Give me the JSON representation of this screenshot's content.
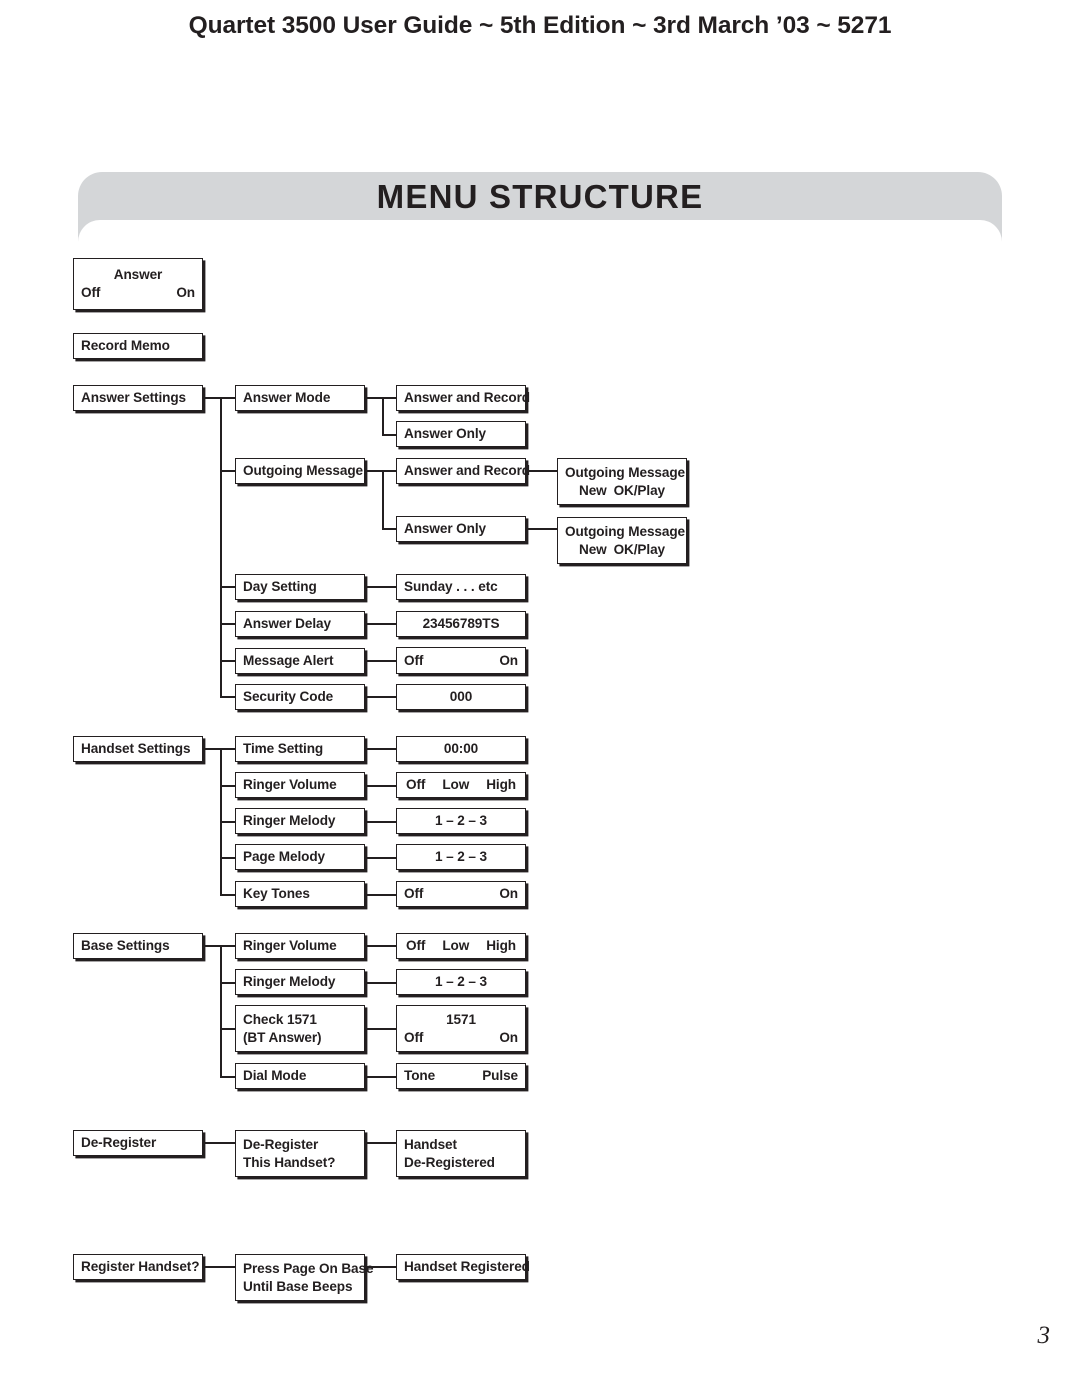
{
  "header": {
    "running_head": "Quartet 3500 User Guide ~ 5th Edition ~ 3rd March ’03 ~ 5271"
  },
  "banner": {
    "title": "MENU STRUCTURE",
    "fill_color": "#d4d6d8"
  },
  "folio": {
    "page_number": "3"
  },
  "colors": {
    "ink": "#231f20",
    "paper": "#ffffff",
    "banner": "#d4d6d8"
  },
  "diagram": {
    "type": "menu-tree",
    "nodes": {
      "answer_toggle": {
        "line1": "Answer",
        "line2_left": "Off",
        "line2_right": "On"
      },
      "record_memo": {
        "line1": "Record Memo"
      },
      "answer_settings": {
        "line1": "Answer Settings"
      },
      "answer_mode": {
        "line1": "Answer Mode"
      },
      "answer_mode_opt1": {
        "line1": "Answer and Record"
      },
      "answer_mode_opt2": {
        "line1": "Answer Only"
      },
      "outgoing_message": {
        "line1": "Outgoing Message"
      },
      "ogm_opt1": {
        "line1": "Answer and Record"
      },
      "ogm_opt2": {
        "line1": "Answer Only"
      },
      "ogm_panel1": {
        "line1": "Outgoing Message",
        "line2_left": "New",
        "line2_right": "OK/Play"
      },
      "ogm_panel2": {
        "line1": "Outgoing Message",
        "line2_left": "New",
        "line2_right": "OK/Play"
      },
      "day_setting": {
        "line1": "Day Setting"
      },
      "day_setting_val": {
        "line1": "Sunday . . . etc"
      },
      "answer_delay": {
        "line1": "Answer Delay"
      },
      "answer_delay_val": {
        "line1": "23456789TS"
      },
      "message_alert": {
        "line1": "Message Alert"
      },
      "message_alert_val": {
        "line1_left": "Off",
        "line1_right": "On"
      },
      "security_code": {
        "line1": "Security Code"
      },
      "security_code_val": {
        "line1": "000"
      },
      "handset_settings": {
        "line1": "Handset Settings"
      },
      "time_setting": {
        "line1": "Time Setting"
      },
      "time_setting_val": {
        "line1": "00:00"
      },
      "hs_ringer_volume": {
        "line1": "Ringer Volume"
      },
      "hs_ringer_volume_val": {
        "opt1": "Off",
        "opt2": "Low",
        "opt3": "High"
      },
      "hs_ringer_melody": {
        "line1": "Ringer Melody"
      },
      "hs_ringer_melody_val": {
        "line1": "1 – 2 – 3"
      },
      "page_melody": {
        "line1": "Page Melody"
      },
      "page_melody_val": {
        "line1": "1 – 2 – 3"
      },
      "key_tones": {
        "line1": "Key Tones"
      },
      "key_tones_val": {
        "line1_left": "Off",
        "line1_right": "On"
      },
      "base_settings": {
        "line1": "Base Settings"
      },
      "bs_ringer_volume": {
        "line1": "Ringer Volume"
      },
      "bs_ringer_volume_val": {
        "opt1": "Off",
        "opt2": "Low",
        "opt3": "High"
      },
      "bs_ringer_melody": {
        "line1": "Ringer Melody"
      },
      "bs_ringer_melody_val": {
        "line1": "1 – 2 – 3"
      },
      "check_1571": {
        "line1": "Check 1571",
        "line2": "(BT Answer)"
      },
      "check_1571_val": {
        "line1": "1571",
        "line2_left": "Off",
        "line2_right": "On"
      },
      "dial_mode": {
        "line1": "Dial Mode"
      },
      "dial_mode_val": {
        "line1_left": "Tone",
        "line1_right": "Pulse"
      },
      "deregister": {
        "line1": "De-Register"
      },
      "deregister_confirm": {
        "line1": "De-Register",
        "line2": "This Handset?"
      },
      "deregister_done": {
        "line1": "Handset",
        "line2": "De-Registered"
      },
      "register_handset": {
        "line1": "Register Handset?"
      },
      "register_instruct": {
        "line1": "Press Page On Base",
        "line2": "Until Base Beeps"
      },
      "register_done": {
        "line1": "Handset Registered"
      }
    }
  }
}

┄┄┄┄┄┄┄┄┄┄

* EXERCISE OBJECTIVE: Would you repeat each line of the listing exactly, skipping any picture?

* THE COMPLETED TASK:
Give me the JSON representation of this screenshot's content.
{
  "header": {
    "running_head": "Quartet 3500 User Guide ~ 5th Edition ~ 3rd March ’03 ~ 5271"
  },
  "banner": {
    "title": "MENU STRUCTURE",
    "fill_color": "#d4d6d8"
  },
  "folio": {
    "page_number": "3"
  },
  "colors": {
    "ink": "#231f20",
    "paper": "#ffffff",
    "banner": "#d4d6d8"
  },
  "diagram": {
    "type": "menu-tree",
    "nodes": {
      "answer_toggle": {
        "line1": "Answer",
        "line2_left": "Off",
        "line2_right": "On"
      },
      "record_memo": {
        "line1": "Record Memo"
      },
      "answer_settings": {
        "line1": "Answer Settings"
      },
      "answer_mode": {
        "line1": "Answer Mode"
      },
      "answer_mode_opt1": {
        "line1": "Answer and Record"
      },
      "answer_mode_opt2": {
        "line1": "Answer Only"
      },
      "outgoing_message": {
        "line1": "Outgoing Message"
      },
      "ogm_opt1": {
        "line1": "Answer and Record"
      },
      "ogm_opt2": {
        "line1": "Answer Only"
      },
      "ogm_panel1": {
        "line1": "Outgoing Message",
        "line2_left": "New",
        "line2_right": "OK/Play"
      },
      "ogm_panel2": {
        "line1": "Outgoing Message",
        "line2_left": "New",
        "line2_right": "OK/Play"
      },
      "day_setting": {
        "line1": "Day Setting"
      },
      "day_setting_val": {
        "line1": "Sunday . . . etc"
      },
      "answer_delay": {
        "line1": "Answer Delay"
      },
      "answer_delay_val": {
        "line1": "23456789TS"
      },
      "message_alert": {
        "line1": "Message Alert"
      },
      "message_alert_val": {
        "line1_left": "Off",
        "line1_right": "On"
      },
      "security_code": {
        "line1": "Security Code"
      },
      "security_code_val": {
        "line1": "000"
      },
      "handset_settings": {
        "line1": "Handset Settings"
      },
      "time_setting": {
        "line1": "Time Setting"
      },
      "time_setting_val": {
        "line1": "00:00"
      },
      "hs_ringer_volume": {
        "line1": "Ringer Volume"
      },
      "hs_ringer_volume_val": {
        "opt1": "Off",
        "opt2": "Low",
        "opt3": "High"
      },
      "hs_ringer_melody": {
        "line1": "Ringer Melody"
      },
      "hs_ringer_melody_val": {
        "line1": "1 – 2 – 3"
      },
      "page_melody": {
        "line1": "Page Melody"
      },
      "page_melody_val": {
        "line1": "1 – 2 – 3"
      },
      "key_tones": {
        "line1": "Key Tones"
      },
      "key_tones_val": {
        "line1_left": "Off",
        "line1_right": "On"
      },
      "base_settings": {
        "line1": "Base Settings"
      },
      "bs_ringer_volume": {
        "line1": "Ringer Volume"
      },
      "bs_ringer_volume_val": {
        "opt1": "Off",
        "opt2": "Low",
        "opt3": "High"
      },
      "bs_ringer_melody": {
        "line1": "Ringer Melody"
      },
      "bs_ringer_melody_val": {
        "line1": "1 – 2 – 3"
      },
      "check_1571": {
        "line1": "Check 1571",
        "line2": "(BT Answer)"
      },
      "check_1571_val": {
        "line1": "1571",
        "line2_left": "Off",
        "line2_right": "On"
      },
      "dial_mode": {
        "line1": "Dial Mode"
      },
      "dial_mode_val": {
        "line1_left": "Tone",
        "line1_right": "Pulse"
      },
      "deregister": {
        "line1": "De-Register"
      },
      "deregister_confirm": {
        "line1": "De-Register",
        "line2": "This Handset?"
      },
      "deregister_done": {
        "line1": "Handset",
        "line2": "De-Registered"
      },
      "register_handset": {
        "line1": "Register Handset?"
      },
      "register_instruct": {
        "line1": "Press Page On Base",
        "line2": "Until Base Beeps"
      },
      "register_done": {
        "line1": "Handset Registered"
      }
    }
  }
}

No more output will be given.